(DATA SECTION begins)

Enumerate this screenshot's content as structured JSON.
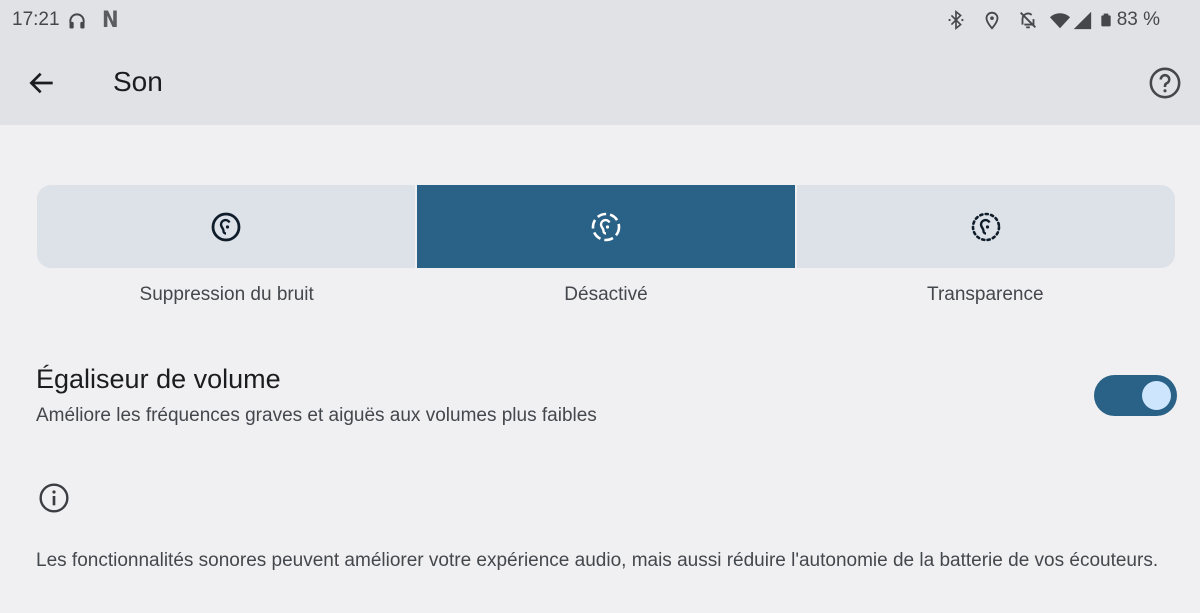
{
  "status_bar": {
    "time": "17:21",
    "left_icons": [
      "headphones-icon",
      "netflix-icon"
    ],
    "netflix_glyph": "N",
    "right_icons": [
      "bluetooth-icon",
      "location-icon",
      "notifications-off-icon",
      "wifi-icon",
      "cell-signal-icon",
      "battery-icon"
    ],
    "battery_percent": "83 %"
  },
  "app_bar": {
    "title": "Son",
    "back_icon": "arrow-back-icon",
    "help_icon": "help-icon"
  },
  "noise_control": {
    "options": [
      {
        "label": "Suppression du bruit",
        "icon": "noise-cancellation-icon",
        "selected": false
      },
      {
        "label": "Désactivé",
        "icon": "noise-control-off-icon",
        "selected": true
      },
      {
        "label": "Transparence",
        "icon": "transparency-icon",
        "selected": false
      }
    ]
  },
  "volume_eq": {
    "title": "Égaliseur de volume",
    "subtitle": "Améliore les fréquences graves et aiguës aux volumes plus faibles",
    "enabled": true
  },
  "info": {
    "icon": "info-icon",
    "text": "Les fonctionnalités sonores peuvent améliorer votre expérience audio, mais aussi réduire l'autonomie de la batterie de vos écouteurs."
  },
  "colors": {
    "accent": "#2a6186",
    "segment_bg": "#dde1e8",
    "toggle_thumb": "#cde5fd",
    "page_bg": "#f0f0f3",
    "bar_bg": "#e1e2e5"
  }
}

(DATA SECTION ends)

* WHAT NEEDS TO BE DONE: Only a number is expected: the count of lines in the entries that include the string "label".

* SOLUTION TO THIS EXERCISE: 3